Authentic westerns are a dying breed. Times change, people move on while certain examples only mature over time rather than diminishing with age. However for every Wild Bunch or Once Upon A Time In The West, there are long winded self-indulgent money pits like The Postman. Creating something of genuine interest without an overabundance of cliché, stereotype or ponderous running time is hard for people to do. Which is why The Ballad of Lefty Brown not only comes as quite the surprise but will make a welcome addition amongst select company.
What writer-director Jared Moshe has done here is not only hand Bill Pullman the best role he has had for some time, but also crafted a Western thoroughbred worthy of remembrance. Encompassing panoramic vistas, perpetually burnished with endless stretches of arid scrubland this is a film of resonance. Settlements days apart, vigilante justice metered out for bounty and a frontier providing more character than lesser films could manage in twice the time. However what many will remember most from The Ballad of Lefty Brown besides that scenery and sense of Western heritage is Pullman’s performance.
Cloaked beneath a nest of grey chin whiskers, hunkered down in an accent so deep it’s almost caricature, Pullman is given time to inhabit this man and make him live. Ably supported by Tommy Flanagan, Kathy Baker and a fleeting Peter Fonda this is more Outlaw Josey Wales and Two Mules for Sister Sara than Unforgiven or Open Range.
Forever on the fringes of history rather than making it, Lefty is replete with good manners but permanently dressed down. Never his own man but rather half of one whole, the loyalty, friendship and lifelong allegiance he gives is matched only by a similar stubbornness when backed into a corner. If anything this is an underdog story lifted straight from western territory, but there is such commitment from both Pullman and his supporting actors that it is raised up regardless. Gunshot wounds, hangings and political intrigue are all given equal screen time, while spit and sawdust saloons, acrid heat and monsoon weather play their part.

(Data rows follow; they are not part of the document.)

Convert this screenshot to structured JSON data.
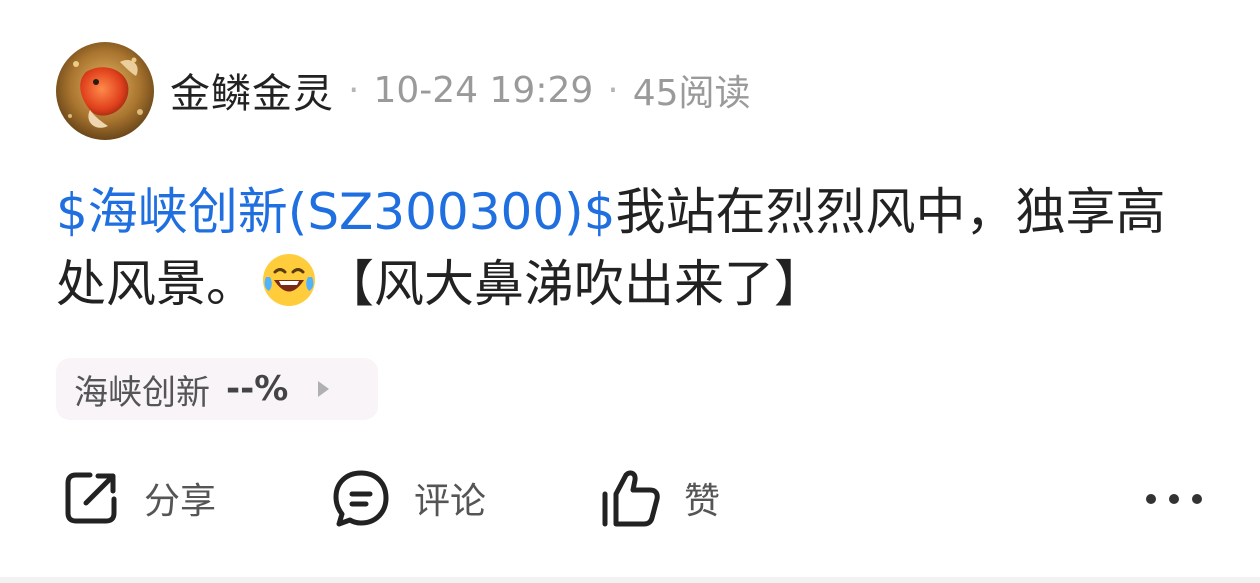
{
  "author": {
    "name": "金鳞金灵",
    "time": "10-24 19:29",
    "reads": "45阅读",
    "separator": "·"
  },
  "post": {
    "stock_tag": "$海峡创新(SZ300300)$",
    "text_line1": "我站在烈烈风中，独享高处风景。",
    "text_after_emoji": "【风大鼻涕吹出来了】",
    "emoji": "laughing-tears-emoji"
  },
  "stock_chip": {
    "name": "海峡创新",
    "change": "--%"
  },
  "actions": {
    "share": "分享",
    "comment": "评论",
    "like": "赞"
  },
  "colors": {
    "link": "#1f6fe0",
    "text": "#222222",
    "meta": "#9a9a9a",
    "chip_bg": "#f8f4f8"
  }
}
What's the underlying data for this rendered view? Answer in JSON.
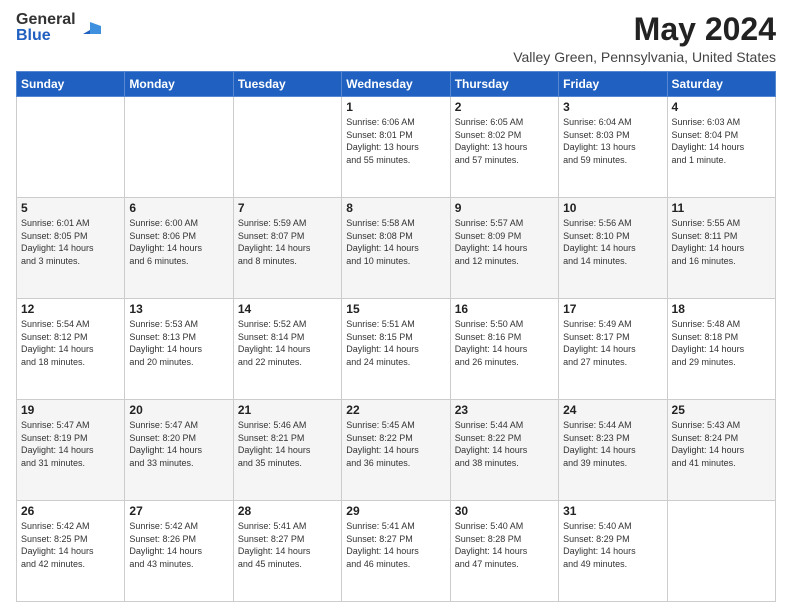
{
  "logo": {
    "general": "General",
    "blue": "Blue"
  },
  "title": "May 2024",
  "location": "Valley Green, Pennsylvania, United States",
  "days_header": [
    "Sunday",
    "Monday",
    "Tuesday",
    "Wednesday",
    "Thursday",
    "Friday",
    "Saturday"
  ],
  "weeks": [
    [
      {
        "day": "",
        "info": ""
      },
      {
        "day": "",
        "info": ""
      },
      {
        "day": "",
        "info": ""
      },
      {
        "day": "1",
        "info": "Sunrise: 6:06 AM\nSunset: 8:01 PM\nDaylight: 13 hours\nand 55 minutes."
      },
      {
        "day": "2",
        "info": "Sunrise: 6:05 AM\nSunset: 8:02 PM\nDaylight: 13 hours\nand 57 minutes."
      },
      {
        "day": "3",
        "info": "Sunrise: 6:04 AM\nSunset: 8:03 PM\nDaylight: 13 hours\nand 59 minutes."
      },
      {
        "day": "4",
        "info": "Sunrise: 6:03 AM\nSunset: 8:04 PM\nDaylight: 14 hours\nand 1 minute."
      }
    ],
    [
      {
        "day": "5",
        "info": "Sunrise: 6:01 AM\nSunset: 8:05 PM\nDaylight: 14 hours\nand 3 minutes."
      },
      {
        "day": "6",
        "info": "Sunrise: 6:00 AM\nSunset: 8:06 PM\nDaylight: 14 hours\nand 6 minutes."
      },
      {
        "day": "7",
        "info": "Sunrise: 5:59 AM\nSunset: 8:07 PM\nDaylight: 14 hours\nand 8 minutes."
      },
      {
        "day": "8",
        "info": "Sunrise: 5:58 AM\nSunset: 8:08 PM\nDaylight: 14 hours\nand 10 minutes."
      },
      {
        "day": "9",
        "info": "Sunrise: 5:57 AM\nSunset: 8:09 PM\nDaylight: 14 hours\nand 12 minutes."
      },
      {
        "day": "10",
        "info": "Sunrise: 5:56 AM\nSunset: 8:10 PM\nDaylight: 14 hours\nand 14 minutes."
      },
      {
        "day": "11",
        "info": "Sunrise: 5:55 AM\nSunset: 8:11 PM\nDaylight: 14 hours\nand 16 minutes."
      }
    ],
    [
      {
        "day": "12",
        "info": "Sunrise: 5:54 AM\nSunset: 8:12 PM\nDaylight: 14 hours\nand 18 minutes."
      },
      {
        "day": "13",
        "info": "Sunrise: 5:53 AM\nSunset: 8:13 PM\nDaylight: 14 hours\nand 20 minutes."
      },
      {
        "day": "14",
        "info": "Sunrise: 5:52 AM\nSunset: 8:14 PM\nDaylight: 14 hours\nand 22 minutes."
      },
      {
        "day": "15",
        "info": "Sunrise: 5:51 AM\nSunset: 8:15 PM\nDaylight: 14 hours\nand 24 minutes."
      },
      {
        "day": "16",
        "info": "Sunrise: 5:50 AM\nSunset: 8:16 PM\nDaylight: 14 hours\nand 26 minutes."
      },
      {
        "day": "17",
        "info": "Sunrise: 5:49 AM\nSunset: 8:17 PM\nDaylight: 14 hours\nand 27 minutes."
      },
      {
        "day": "18",
        "info": "Sunrise: 5:48 AM\nSunset: 8:18 PM\nDaylight: 14 hours\nand 29 minutes."
      }
    ],
    [
      {
        "day": "19",
        "info": "Sunrise: 5:47 AM\nSunset: 8:19 PM\nDaylight: 14 hours\nand 31 minutes."
      },
      {
        "day": "20",
        "info": "Sunrise: 5:47 AM\nSunset: 8:20 PM\nDaylight: 14 hours\nand 33 minutes."
      },
      {
        "day": "21",
        "info": "Sunrise: 5:46 AM\nSunset: 8:21 PM\nDaylight: 14 hours\nand 35 minutes."
      },
      {
        "day": "22",
        "info": "Sunrise: 5:45 AM\nSunset: 8:22 PM\nDaylight: 14 hours\nand 36 minutes."
      },
      {
        "day": "23",
        "info": "Sunrise: 5:44 AM\nSunset: 8:22 PM\nDaylight: 14 hours\nand 38 minutes."
      },
      {
        "day": "24",
        "info": "Sunrise: 5:44 AM\nSunset: 8:23 PM\nDaylight: 14 hours\nand 39 minutes."
      },
      {
        "day": "25",
        "info": "Sunrise: 5:43 AM\nSunset: 8:24 PM\nDaylight: 14 hours\nand 41 minutes."
      }
    ],
    [
      {
        "day": "26",
        "info": "Sunrise: 5:42 AM\nSunset: 8:25 PM\nDaylight: 14 hours\nand 42 minutes."
      },
      {
        "day": "27",
        "info": "Sunrise: 5:42 AM\nSunset: 8:26 PM\nDaylight: 14 hours\nand 43 minutes."
      },
      {
        "day": "28",
        "info": "Sunrise: 5:41 AM\nSunset: 8:27 PM\nDaylight: 14 hours\nand 45 minutes."
      },
      {
        "day": "29",
        "info": "Sunrise: 5:41 AM\nSunset: 8:27 PM\nDaylight: 14 hours\nand 46 minutes."
      },
      {
        "day": "30",
        "info": "Sunrise: 5:40 AM\nSunset: 8:28 PM\nDaylight: 14 hours\nand 47 minutes."
      },
      {
        "day": "31",
        "info": "Sunrise: 5:40 AM\nSunset: 8:29 PM\nDaylight: 14 hours\nand 49 minutes."
      },
      {
        "day": "",
        "info": ""
      }
    ]
  ]
}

Slightly pedestrian in pace but a solid western worthy of note, The Ballad of Lefty Brown is neither cinematic padding nor reinvention. Pullman and company give us a frontier story heavy on atmosphere and rich in character definition, which promises an interesting pay off in a landscape of genuine authenticity.